Community and State Hospital report

The chair discusses care giving in New York, and fewer regulations allowing more flexible treatment approaches

By Jim Regan, PhD

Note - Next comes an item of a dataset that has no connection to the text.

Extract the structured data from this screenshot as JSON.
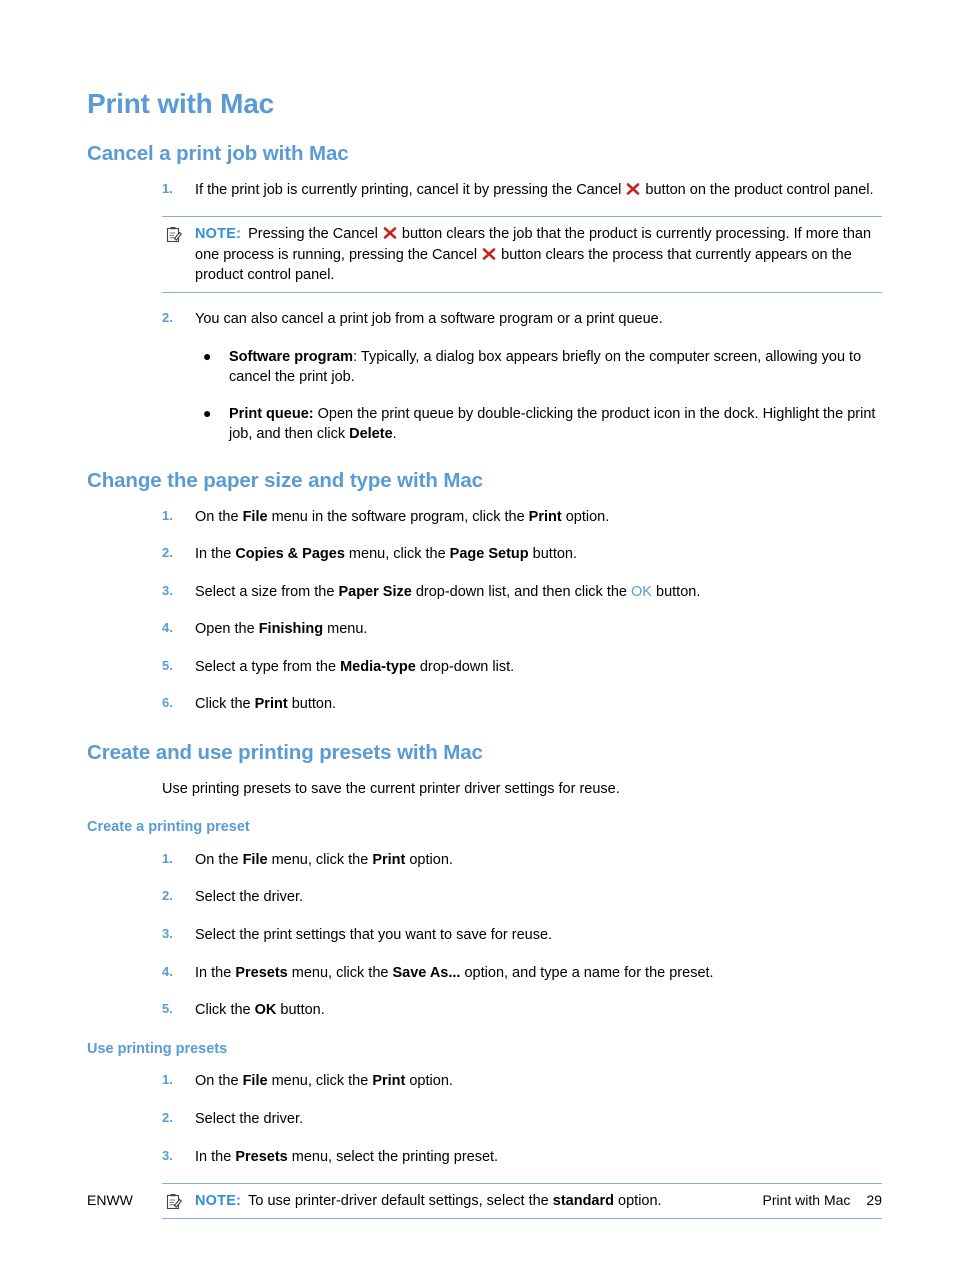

I have been thinking about what to write for a few months now. As some of you may recall, in the last newsletter edition, I reinforced the concepts of evidenced based treatments and insuring the element of science as a guide for our work in the ever changing field of mental health. Here in New York it has been anything but business as usual, and to some degree the provision of care to the mentally ill is undergoing a fundamental change. It is now about Health Homes and care giving and, quite frankly, positioning to be included in the provision of care for the treatment of the mentally ill Medicaid population. Taking a step back to view the field, it appears to me to be a movement toward managed care packaged in an integrated, physical health and behavioral Health Home. The good news is that along with the managed care approach should come some freedom from burdensome regulations that might allow for more flexible treatment approaches and those approaches have as their goal, improved client outcomes. These new flexible approaches will permit more innovative treatment. Last newsletter, I referenced the recent article by Kazdin and Blase (Rebooting Psychotherapy Research and Practice to Reduce the Burden of Mental Illness), in the January 2011 issue of Perspectives on Psychological Science. They discuss and describe a number of different venues that have clinical value that are not the traditional, one on one or small group approaches. Under the technologies framework they discuss the use of the internet, telephone, and smart phone. Use of atypical settings (the most common being the general practitioners office) are considered. In addition they address the concept of self help as well as help from trained but not Doctorate level individuals. The message here is clear; we need to continuously look toward reaching the large number of individuals who are currently symptomatic as well as those who are at risk for mental illness. In seems evident to me that we need to broaden our view on how to best engage and treat.

This is always an interesting topic to chat about, feel free to contact me and continue our discussion.